◆ **Instructions for the task**:
The entries below are to be written out exactly, with no images included.

◆ **Excerpts from a dataset**:
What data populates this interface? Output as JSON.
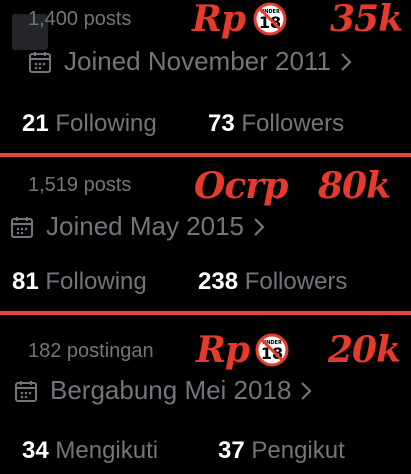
{
  "profiles": [
    {
      "posts": "1,400 posts",
      "joined": "Joined November 2011",
      "following_count": "21",
      "following_label": "Following",
      "followers_count": "73",
      "followers_label": "Followers",
      "price_prefix": "Rp",
      "price_value": "35k",
      "badge_top": "UNDER",
      "badge_number": "18"
    },
    {
      "posts": "1,519 posts",
      "joined": "Joined May 2015",
      "following_count": "81",
      "following_label": "Following",
      "followers_count": "238",
      "followers_label": "Followers",
      "price_prefix": "Ocrp",
      "price_value": "80k"
    },
    {
      "posts": "182 postingan",
      "joined": "Bergabung Mei 2018",
      "following_count": "34",
      "following_label": "Mengikuti",
      "followers_count": "37",
      "followers_label": "Pengikut",
      "price_prefix": "Rp",
      "price_value": "20k",
      "badge_top": "UNDER",
      "badge_number": "18"
    }
  ],
  "colors": {
    "price": "#e53a2c",
    "divider": "#e0463c",
    "muted_text": "#71767b",
    "bright_text": "#ffffff"
  },
  "icons": [
    "calendar-icon",
    "chevron-right-icon",
    "under-18-prohibited-icon"
  ]
}
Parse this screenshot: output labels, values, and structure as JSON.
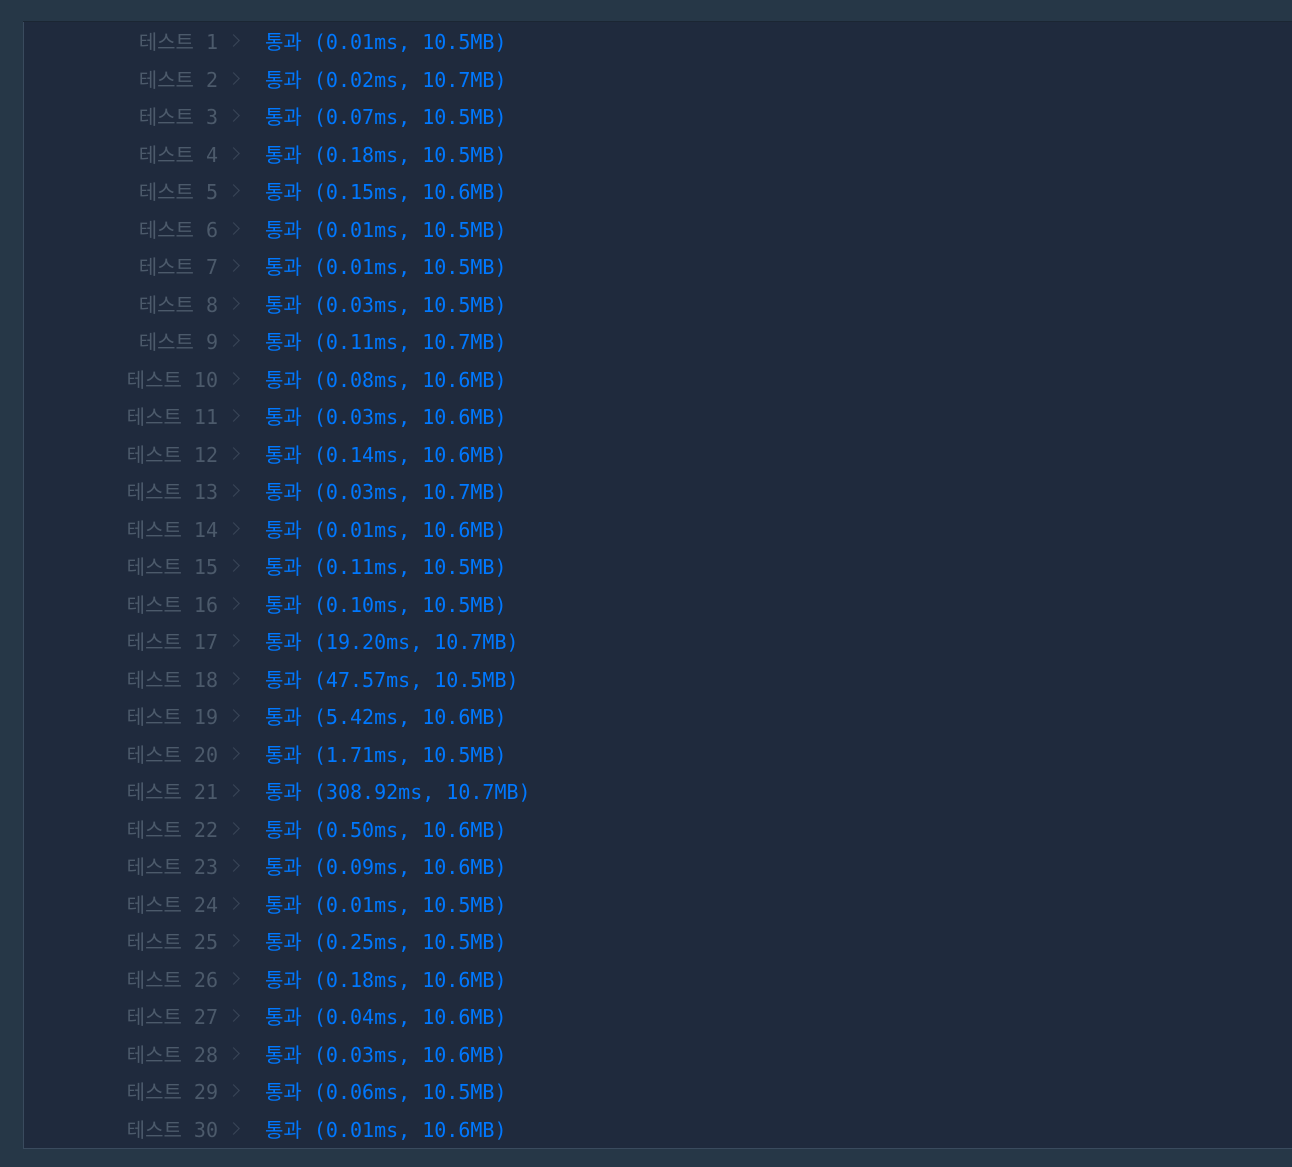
{
  "results": [
    {
      "label": "테스트 1",
      "status": "통과",
      "detail": "(0.01ms, 10.5MB)"
    },
    {
      "label": "테스트 2",
      "status": "통과",
      "detail": "(0.02ms, 10.7MB)"
    },
    {
      "label": "테스트 3",
      "status": "통과",
      "detail": "(0.07ms, 10.5MB)"
    },
    {
      "label": "테스트 4",
      "status": "통과",
      "detail": "(0.18ms, 10.5MB)"
    },
    {
      "label": "테스트 5",
      "status": "통과",
      "detail": "(0.15ms, 10.6MB)"
    },
    {
      "label": "테스트 6",
      "status": "통과",
      "detail": "(0.01ms, 10.5MB)"
    },
    {
      "label": "테스트 7",
      "status": "통과",
      "detail": "(0.01ms, 10.5MB)"
    },
    {
      "label": "테스트 8",
      "status": "통과",
      "detail": "(0.03ms, 10.5MB)"
    },
    {
      "label": "테스트 9",
      "status": "통과",
      "detail": "(0.11ms, 10.7MB)"
    },
    {
      "label": "테스트 10",
      "status": "통과",
      "detail": "(0.08ms, 10.6MB)"
    },
    {
      "label": "테스트 11",
      "status": "통과",
      "detail": "(0.03ms, 10.6MB)"
    },
    {
      "label": "테스트 12",
      "status": "통과",
      "detail": "(0.14ms, 10.6MB)"
    },
    {
      "label": "테스트 13",
      "status": "통과",
      "detail": "(0.03ms, 10.7MB)"
    },
    {
      "label": "테스트 14",
      "status": "통과",
      "detail": "(0.01ms, 10.6MB)"
    },
    {
      "label": "테스트 15",
      "status": "통과",
      "detail": "(0.11ms, 10.5MB)"
    },
    {
      "label": "테스트 16",
      "status": "통과",
      "detail": "(0.10ms, 10.5MB)"
    },
    {
      "label": "테스트 17",
      "status": "통과",
      "detail": "(19.20ms, 10.7MB)"
    },
    {
      "label": "테스트 18",
      "status": "통과",
      "detail": "(47.57ms, 10.5MB)"
    },
    {
      "label": "테스트 19",
      "status": "통과",
      "detail": "(5.42ms, 10.6MB)"
    },
    {
      "label": "테스트 20",
      "status": "통과",
      "detail": "(1.71ms, 10.5MB)"
    },
    {
      "label": "테스트 21",
      "status": "통과",
      "detail": "(308.92ms, 10.7MB)"
    },
    {
      "label": "테스트 22",
      "status": "통과",
      "detail": "(0.50ms, 10.6MB)"
    },
    {
      "label": "테스트 23",
      "status": "통과",
      "detail": "(0.09ms, 10.6MB)"
    },
    {
      "label": "테스트 24",
      "status": "통과",
      "detail": "(0.01ms, 10.5MB)"
    },
    {
      "label": "테스트 25",
      "status": "통과",
      "detail": "(0.25ms, 10.5MB)"
    },
    {
      "label": "테스트 26",
      "status": "통과",
      "detail": "(0.18ms, 10.6MB)"
    },
    {
      "label": "테스트 27",
      "status": "통과",
      "detail": "(0.04ms, 10.6MB)"
    },
    {
      "label": "테스트 28",
      "status": "통과",
      "detail": "(0.03ms, 10.6MB)"
    },
    {
      "label": "테스트 29",
      "status": "통과",
      "detail": "(0.06ms, 10.5MB)"
    },
    {
      "label": "테스트 30",
      "status": "통과",
      "detail": "(0.01ms, 10.6MB)"
    }
  ],
  "colors": {
    "label": "#4c5a6b",
    "pass": "#0078ff",
    "panel": "#1f2a3d",
    "frame": "#263747"
  }
}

◆ **Solution**:
What data populates this interface? Output as JSON.
{
  "profiles": [
    {
      "posts": "1,400 posts",
      "joined": "Joined November 2011",
      "following_count": "21",
      "following_label": "Following",
      "followers_count": "73",
      "followers_label": "Followers",
      "price_prefix": "Rp",
      "price_value": "35k",
      "badge_top": "UNDER",
      "badge_number": "18"
    },
    {
      "posts": "1,519 posts",
      "joined": "Joined May 2015",
      "following_count": "81",
      "following_label": "Following",
      "followers_count": "238",
      "followers_label": "Followers",
      "price_prefix": "Ocrp",
      "price_value": "80k"
    },
    {
      "posts": "182 postingan",
      "joined": "Bergabung Mei 2018",
      "following_count": "34",
      "following_label": "Mengikuti",
      "followers_count": "37",
      "followers_label": "Pengikut",
      "price_prefix": "Rp",
      "price_value": "20k",
      "badge_top": "UNDER",
      "badge_number": "18"
    }
  ],
  "colors": {
    "price": "#e53a2c",
    "divider": "#e0463c",
    "muted_text": "#71767b",
    "bright_text": "#ffffff"
  },
  "icons": [
    "calendar-icon",
    "chevron-right-icon",
    "under-18-prohibited-icon"
  ]
}
Parse this screenshot: output labels, values, and structure as JSON.
{
  "results": [
    {
      "label": "테스트 1",
      "status": "통과",
      "detail": "(0.01ms, 10.5MB)"
    },
    {
      "label": "테스트 2",
      "status": "통과",
      "detail": "(0.02ms, 10.7MB)"
    },
    {
      "label": "테스트 3",
      "status": "통과",
      "detail": "(0.07ms, 10.5MB)"
    },
    {
      "label": "테스트 4",
      "status": "통과",
      "detail": "(0.18ms, 10.5MB)"
    },
    {
      "label": "테스트 5",
      "status": "통과",
      "detail": "(0.15ms, 10.6MB)"
    },
    {
      "label": "테스트 6",
      "status": "통과",
      "detail": "(0.01ms, 10.5MB)"
    },
    {
      "label": "테스트 7",
      "status": "통과",
      "detail": "(0.01ms, 10.5MB)"
    },
    {
      "label": "테스트 8",
      "status": "통과",
      "detail": "(0.03ms, 10.5MB)"
    },
    {
      "label": "테스트 9",
      "status": "통과",
      "detail": "(0.11ms, 10.7MB)"
    },
    {
      "label": "테스트 10",
      "status": "통과",
      "detail": "(0.08ms, 10.6MB)"
    },
    {
      "label": "테스트 11",
      "status": "통과",
      "detail": "(0.03ms, 10.6MB)"
    },
    {
      "label": "테스트 12",
      "status": "통과",
      "detail": "(0.14ms, 10.6MB)"
    },
    {
      "label": "테스트 13",
      "status": "통과",
      "detail": "(0.03ms, 10.7MB)"
    },
    {
      "label": "테스트 14",
      "status": "통과",
      "detail": "(0.01ms, 10.6MB)"
    },
    {
      "label": "테스트 15",
      "status": "통과",
      "detail": "(0.11ms, 10.5MB)"
    },
    {
      "label": "테스트 16",
      "status": "통과",
      "detail": "(0.10ms, 10.5MB)"
    },
    {
      "label": "테스트 17",
      "status": "통과",
      "detail": "(19.20ms, 10.7MB)"
    },
    {
      "label": "테스트 18",
      "status": "통과",
      "detail": "(47.57ms, 10.5MB)"
    },
    {
      "label": "테스트 19",
      "status": "통과",
      "detail": "(5.42ms, 10.6MB)"
    },
    {
      "label": "테스트 20",
      "status": "통과",
      "detail": "(1.71ms, 10.5MB)"
    },
    {
      "label": "테스트 21",
      "status": "통과",
      "detail": "(308.92ms, 10.7MB)"
    },
    {
      "label": "테스트 22",
      "status": "통과",
      "detail": "(0.50ms, 10.6MB)"
    },
    {
      "label": "테스트 23",
      "status": "통과",
      "detail": "(0.09ms, 10.6MB)"
    },
    {
      "label": "테스트 24",
      "status": "통과",
      "detail": "(0.01ms, 10.5MB)"
    },
    {
      "label": "테스트 25",
      "status": "통과",
      "detail": "(0.25ms, 10.5MB)"
    },
    {
      "label": "테스트 26",
      "status": "통과",
      "detail": "(0.18ms, 10.6MB)"
    },
    {
      "label": "테스트 27",
      "status": "통과",
      "detail": "(0.04ms, 10.6MB)"
    },
    {
      "label": "테스트 28",
      "status": "통과",
      "detail": "(0.03ms, 10.6MB)"
    },
    {
      "label": "테스트 29",
      "status": "통과",
      "detail": "(0.06ms, 10.5MB)"
    },
    {
      "label": "테스트 30",
      "status": "통과",
      "detail": "(0.01ms, 10.6MB)"
    }
  ],
  "colors": {
    "label": "#4c5a6b",
    "pass": "#0078ff",
    "panel": "#1f2a3d",
    "frame": "#263747"
  }
}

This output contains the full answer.